Virtual Memory Basics

Virtual Memory Basics

One interesting aspect about modern operating systems is the fact that they can run programs that require more memory than the system actually has. Like the Tardis in Dr. Who, Linux memory is much bigger on the inside than on the outside.

At the extreme end, this means that if your CPU is 32-bit (meaning that it has registers that are 32-bits), you can access up to 232 bytes (that 4,294,967,296 or 4 billion). That means you would need 4 Gb of main memory (RAM) in order to to completely take advantage of this. Although many systems are currently available (2007) with 512 MB or even 1 GB, more RAM than that is rare; and 4 GB is extremely rare for a home PC.

The interesting thing is that when you sum the memory requirements of the programs you are running, you often reach far beyond the physical memory you have. Currently one of my system appears to need about 570 Mb. Although my machine only has 384 Mb. Surprisingly enough, I don’t notice any performance problems. So, how is this possible?
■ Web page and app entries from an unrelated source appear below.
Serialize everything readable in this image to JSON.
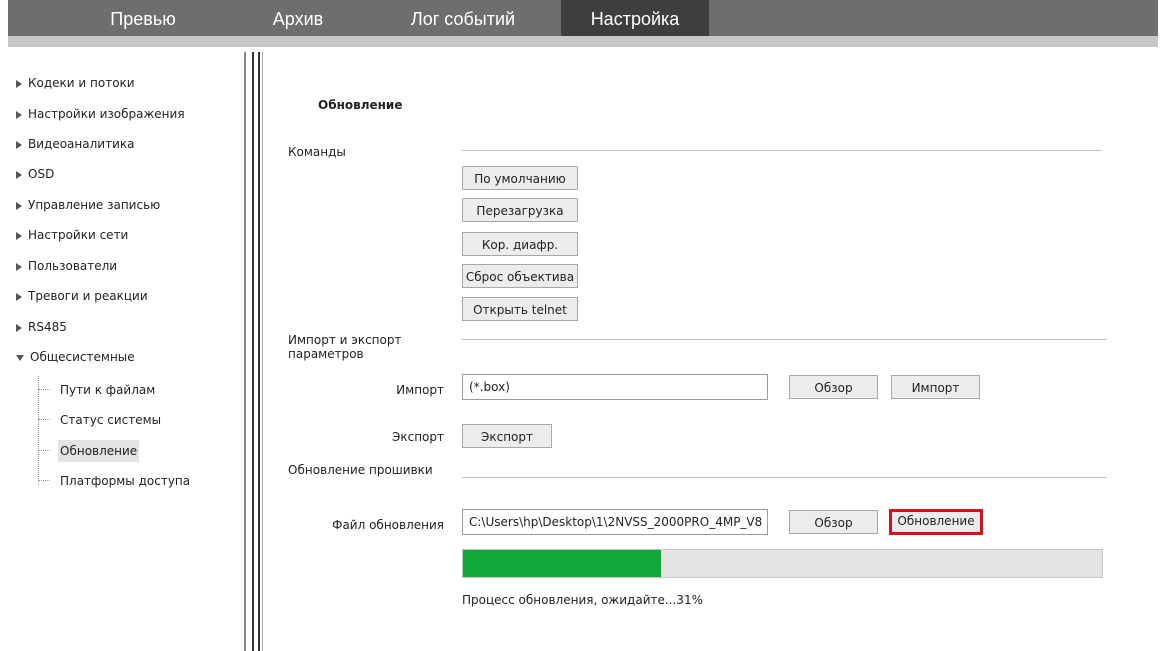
{
  "tabs": [
    {
      "label": "Превью",
      "active": false
    },
    {
      "label": "Архив",
      "active": false
    },
    {
      "label": "Лог событий",
      "active": false
    },
    {
      "label": "Настройка",
      "active": true
    }
  ],
  "sidebar": {
    "items": [
      {
        "label": "Кодеки и потоки",
        "expanded": false
      },
      {
        "label": "Настройки изображения",
        "expanded": false
      },
      {
        "label": "Видеоаналитика",
        "expanded": false
      },
      {
        "label": "OSD",
        "expanded": false
      },
      {
        "label": "Управление записью",
        "expanded": false
      },
      {
        "label": "Настройки сети",
        "expanded": false
      },
      {
        "label": "Пользователи",
        "expanded": false
      },
      {
        "label": "Тревоги и реакции",
        "expanded": false
      },
      {
        "label": "RS485",
        "expanded": false
      },
      {
        "label": "Общесистемные",
        "expanded": true
      }
    ],
    "subitems": [
      {
        "label": "Пути к файлам",
        "selected": false
      },
      {
        "label": "Статус системы",
        "selected": false
      },
      {
        "label": "Обновление",
        "selected": true
      },
      {
        "label": "Платформы доступа",
        "selected": false
      }
    ]
  },
  "main": {
    "title": "Обновление",
    "commands": {
      "label": "Команды",
      "buttons": [
        "По умолчанию",
        "Перезагрузка",
        "Кор. диафр.",
        "Сброс объектива",
        "Открыть telnet"
      ]
    },
    "import_export": {
      "label": "Импорт и экспорт параметров",
      "import_label": "Импорт",
      "import_value": "(*.box)",
      "browse_label": "Обзор",
      "import_button": "Импорт",
      "export_label": "Экспорт",
      "export_button": "Экспорт"
    },
    "firmware": {
      "label": "Обновление прошивки",
      "file_label": "Файл обновления",
      "file_value": "C:\\Users\\hp\\Desktop\\1\\2NVSS_2000PRO_4MP_V8",
      "browse_label": "Обзор",
      "update_button": "Обновление",
      "progress_percent": 31,
      "status_text": "Процесс обновления, ожидайте...31%"
    }
  },
  "colors": {
    "topbar": "#6e6e6e",
    "active_tab": "#3e3e3e",
    "progress_fill": "#10a93a",
    "highlight_border": "#d8101a"
  }
}
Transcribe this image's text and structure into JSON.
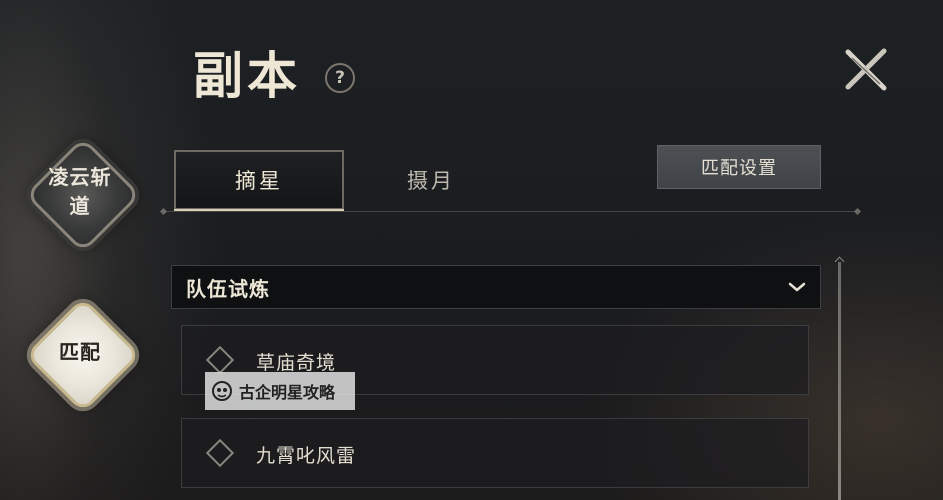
{
  "header": {
    "title": "副本",
    "help_icon": "?"
  },
  "sidebar": {
    "items": [
      {
        "label": "凌云斩道",
        "active": false
      },
      {
        "label": "匹配",
        "active": true
      }
    ]
  },
  "tabs": [
    {
      "label": "摘星",
      "active": true
    },
    {
      "label": "摄月",
      "active": false
    }
  ],
  "match_settings_label": "匹配设置",
  "dropdown": {
    "selected": "队伍试炼"
  },
  "list": [
    {
      "label": "草庙奇境",
      "checked": false
    },
    {
      "label": "九霄叱风雷",
      "checked": false
    }
  ],
  "watermark": {
    "text": "古企明星攻略"
  },
  "colors": {
    "accent": "#d9cfb6",
    "background": "#1c1e21"
  }
}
Well, Linux, Unix and many other operating systems take advantage of the fact that most programs don’t use all of the memory that they “require”, as you typically do not use every part of the program at once. For example, you might be using a word processor, but not currently using the spell checking feature, or printing function, so there is no need to keep these in memory at the same time. Also, while you are using your word processor, your email program is probably sitting around doing nothing.
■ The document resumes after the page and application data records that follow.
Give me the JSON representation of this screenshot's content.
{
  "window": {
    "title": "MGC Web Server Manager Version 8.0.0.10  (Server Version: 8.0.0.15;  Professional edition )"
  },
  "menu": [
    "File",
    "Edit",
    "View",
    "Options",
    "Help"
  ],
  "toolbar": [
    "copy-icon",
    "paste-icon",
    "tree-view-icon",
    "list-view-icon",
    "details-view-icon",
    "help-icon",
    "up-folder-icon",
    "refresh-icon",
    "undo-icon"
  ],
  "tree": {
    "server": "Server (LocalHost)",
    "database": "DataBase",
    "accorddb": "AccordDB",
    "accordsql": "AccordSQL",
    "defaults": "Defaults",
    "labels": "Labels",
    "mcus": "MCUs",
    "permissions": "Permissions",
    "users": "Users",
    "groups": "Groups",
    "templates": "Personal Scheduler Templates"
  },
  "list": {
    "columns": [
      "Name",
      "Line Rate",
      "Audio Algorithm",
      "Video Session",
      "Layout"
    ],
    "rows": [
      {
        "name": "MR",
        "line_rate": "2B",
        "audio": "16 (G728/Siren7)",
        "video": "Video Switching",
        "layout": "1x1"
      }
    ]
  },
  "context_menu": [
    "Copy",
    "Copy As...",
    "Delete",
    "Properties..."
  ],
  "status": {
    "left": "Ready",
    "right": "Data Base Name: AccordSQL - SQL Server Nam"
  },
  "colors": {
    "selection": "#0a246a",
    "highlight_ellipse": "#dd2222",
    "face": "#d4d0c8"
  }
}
From the user’s perspective the email program (or parts of the word processor) are loaded into memory. However, the system only loads what it needs. In some cases, they might all be in memory at once. However, if you load enough programs, you eventually reach a point where you have more programs than you have memory.

To solve this problem, Linux uses something called “virtual memory”. It’s virtual because it can use more than you actually have. In fact, with virtual memory you can use the whole 232 bytes. Basically, what this means is that you can run more programs at once without the need for buying more memory.
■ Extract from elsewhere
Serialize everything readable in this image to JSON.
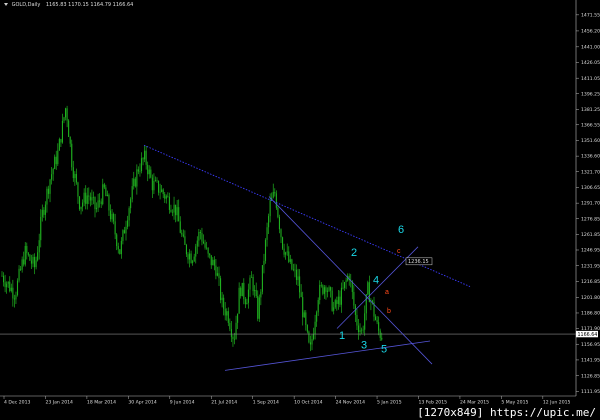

When a program starts, Linux does not load all of it, just the portion it takes to get started. An important aspect of virtual memory is keeping parts of the program that are not needed on the hard disk. As the process runs, when it finds it needs other parts of the program, it goes and gets them. Those parts that are never needed are never loaded and the system does not use all of the memory it appears to “require”.

If you have more data than physical memory, the system might store it temporarily on the hard disk should it not be needed at the moment. The process of moving data to and from the hard disk like this is called swapping, as the data is “swapped” in and out. Typically, when you install the system, you define a specific partition as the swap partition, or swap “space”. However, Linux can also swap to a physical file, although with older Linux versions this is much slower than a special partition. An old rule of thumb is that you have at least as much swap space as you do physical RAM, this ensures that all of the data can be swapped out, if necessary. You will also find that some texts say that you should have at least twice as much swap as physical RAM. We go into details on swap in the section in installing and upgrading.

In order to do all this, the system needs to manage your memory. This function is logically called “memory management” and is one of the core aspects of any modern operating system. Although the details are different from one operating system to the next, the basic principles apply, even between different CPU types.

In other sections of the tutorial, we will talk about the details of memory management from both the perspective of the CPU and the operating system kernel.